We are excited to celebrate the recent launch of ISD’s Head of Strategy, Farah Pandith’s new book, ‘How We Win: How Cutting-Edge Entrepreneurs, Political Visionaries, Enlightened Business Leaders, and Social Media Mavens Can Defeat the Extremist Threat’.
As the former first-ever Special Representative to Muslim Communities under Secretaries Clinton and Kerry at the U.S. Department of State, Farah talks about the urgent need to fight and stop the spread of violent extremism, and hate more generally.
She lays out a comprehensive strategy that is essentially a call to action for policymakers, tech entrepreneurs, the media, business professionals, and anyone interested in fighting hate, and presents concrete solutions and recommendations for how we can stem the extremists’ toxic message. Drawing upon her experiences at the State Department and National Security Council, she makes the case that we have the resources right now to stop this epidemic.
Blurb for ‘How We Win’
Despite the billions of dollars spent since 9/11 trying to defeat terrorist organizations, the so-called Islamic State, Al-Qaeda, and other groups remain a terrifying geopolitical threat.
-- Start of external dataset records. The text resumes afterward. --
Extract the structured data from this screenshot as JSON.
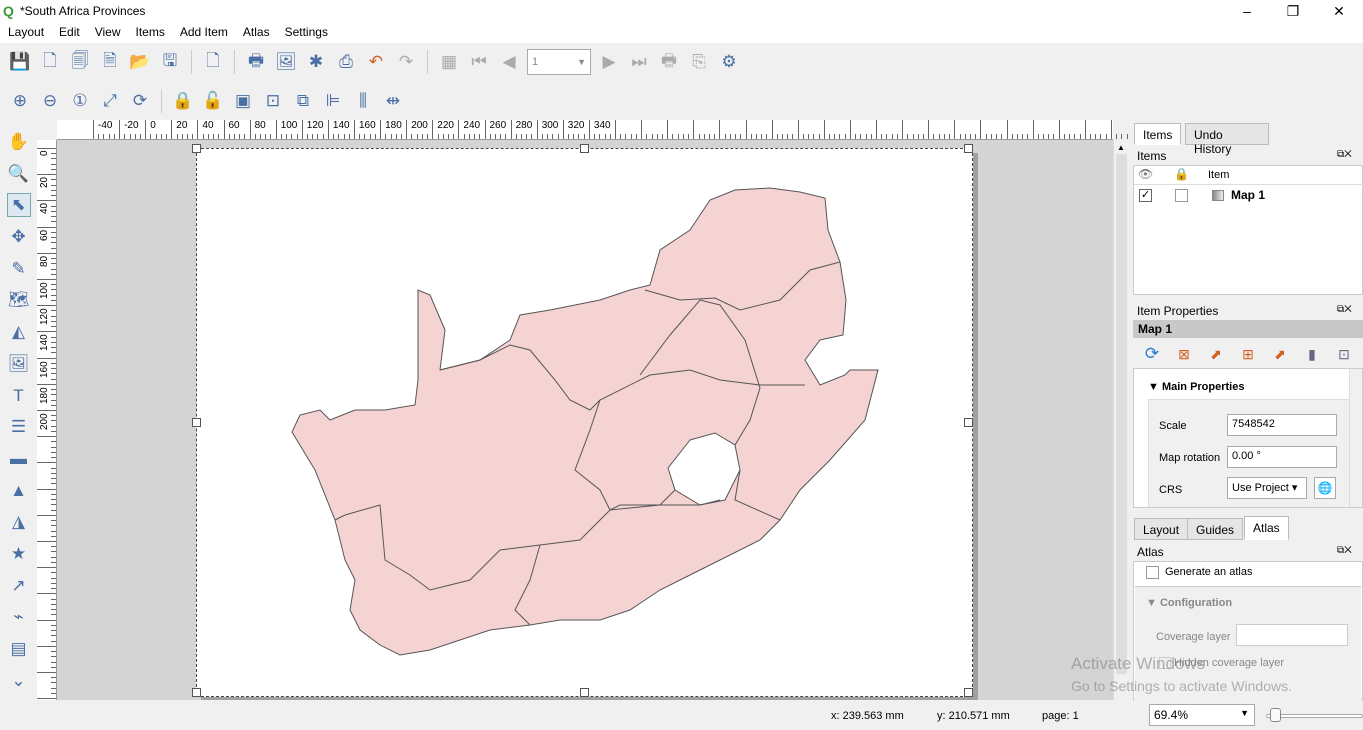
{
  "window": {
    "title": "*South Africa Provinces",
    "controls": [
      "–",
      "❐",
      "✕"
    ]
  },
  "menu": [
    "Layout",
    "Edit",
    "View",
    "Items",
    "Add Item",
    "Atlas",
    "Settings"
  ],
  "toolbar1": [
    "save-icon",
    "new-layout-icon",
    "duplicate-layout-icon",
    "layout-manager-icon",
    "open-folder-icon",
    "save-template-icon",
    "|",
    "add-pages-icon",
    "|",
    "print-icon",
    "export-image-icon",
    "export-svg-icon",
    "export-pdf-icon",
    "undo-icon",
    "redo-icon",
    "|",
    "atlas-preview-icon",
    "first-feature-icon",
    "previous-feature-icon"
  ],
  "toolbar1b": [
    "next-feature-icon",
    "last-feature-icon",
    "print-atlas-icon",
    "export-atlas-icon",
    "atlas-settings-icon"
  ],
  "atlas_page": "1",
  "toolbar2": [
    "zoom-in-icon",
    "zoom-out-icon",
    "zoom-100-icon",
    "zoom-full-icon",
    "refresh-icon",
    "|",
    "lock-items-icon",
    "unlock-items-icon",
    "group-icon",
    "ungroup-icon",
    "raise-items-icon",
    "align-left-icon",
    "distribute-icon",
    "resize-icon"
  ],
  "lefttools": [
    "pan-icon",
    "zoom-tool-icon",
    "select-move-icon",
    "move-content-icon",
    "edit-nodes-icon",
    "add-map-icon",
    "add-3d-map-icon",
    "add-picture-icon",
    "add-label-icon",
    "add-legend-icon",
    "add-scalebar-icon",
    "add-north-arrow-icon",
    "add-shape-icon",
    "add-marker-icon",
    "add-arrow-icon",
    "add-node-item-icon",
    "add-html-icon",
    "more-tools-icon"
  ],
  "ruler": {
    "h": [
      "-40",
      "-20",
      "0",
      "20",
      "40",
      "60",
      "80",
      "100",
      "120",
      "140",
      "160",
      "180",
      "200",
      "220",
      "240",
      "260",
      "280",
      "300",
      "320",
      "340"
    ],
    "v": [
      "0",
      "20",
      "40",
      "60",
      "80",
      "100",
      "120",
      "140",
      "160",
      "180",
      "200"
    ]
  },
  "map": {
    "fill": "#f5d3d3",
    "stroke": "#555555"
  },
  "panel": {
    "tabs": [
      "Items",
      "Undo History"
    ],
    "items_title": "Items",
    "items_header": "Item",
    "items": [
      {
        "name": "Map 1",
        "visible": true,
        "locked": false
      }
    ],
    "props_title": "Item Properties",
    "props_item": "Map 1",
    "main_props": "Main Properties",
    "scale_label": "Scale",
    "scale": "7548542",
    "rotation_label": "Map rotation",
    "rotation": "0.00 °",
    "crs_label": "CRS",
    "crs": "Use Project",
    "bottom_tabs": [
      "Layout",
      "Guides",
      "Atlas"
    ],
    "atlas_title": "Atlas",
    "generate_atlas": "Generate an atlas",
    "configuration": "Configuration",
    "coverage_layer": "Coverage layer",
    "hidden_coverage": "Hidden coverage layer"
  },
  "status": {
    "x": "x: 239.563 mm",
    "y": "y: 210.571 mm",
    "page": "page: 1",
    "zoom": "69.4%",
    "zoom_slider": 0.05
  },
  "watermark": {
    "line1": "Activate Windows",
    "line2": "Go to Settings to activate Windows."
  }
}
In some ways the threat has grown worse: The 9/11 hijackers came from far away; the danger today can come from anywhere—from the other side of the world to across the street. Unable to stem recruitment, we seem doomed to a worsening struggle with a constantly evolving enemy that remains several steps ahead of us. Unfortunately, current policies seem almost guaranteed not to reduce extremist violence but instead to make it easier for terrorists to spread their hateful ideas, recruit new members, and carry out attacks.
We actually possess the means right now to inoculate communities against extremist ideologies. In How We Win, Farah Pandith presents a revolutionary new analysis of global extremism as well as powerful but seldom-used strategies for vanquishing it. Drawing on her visits to eighty countries, the hundreds of interviews and focus groups she’s conducted around the world, and her high-level experience in the Bush and Obama administrations, Pandith argues for a paradigm shift in our approach to combat extremism, one that mobilizes the expertise and resources of diplomats, corporate leaders, mental health experts, social scientists, entrepreneurs, local communities, and most of all global youth themselves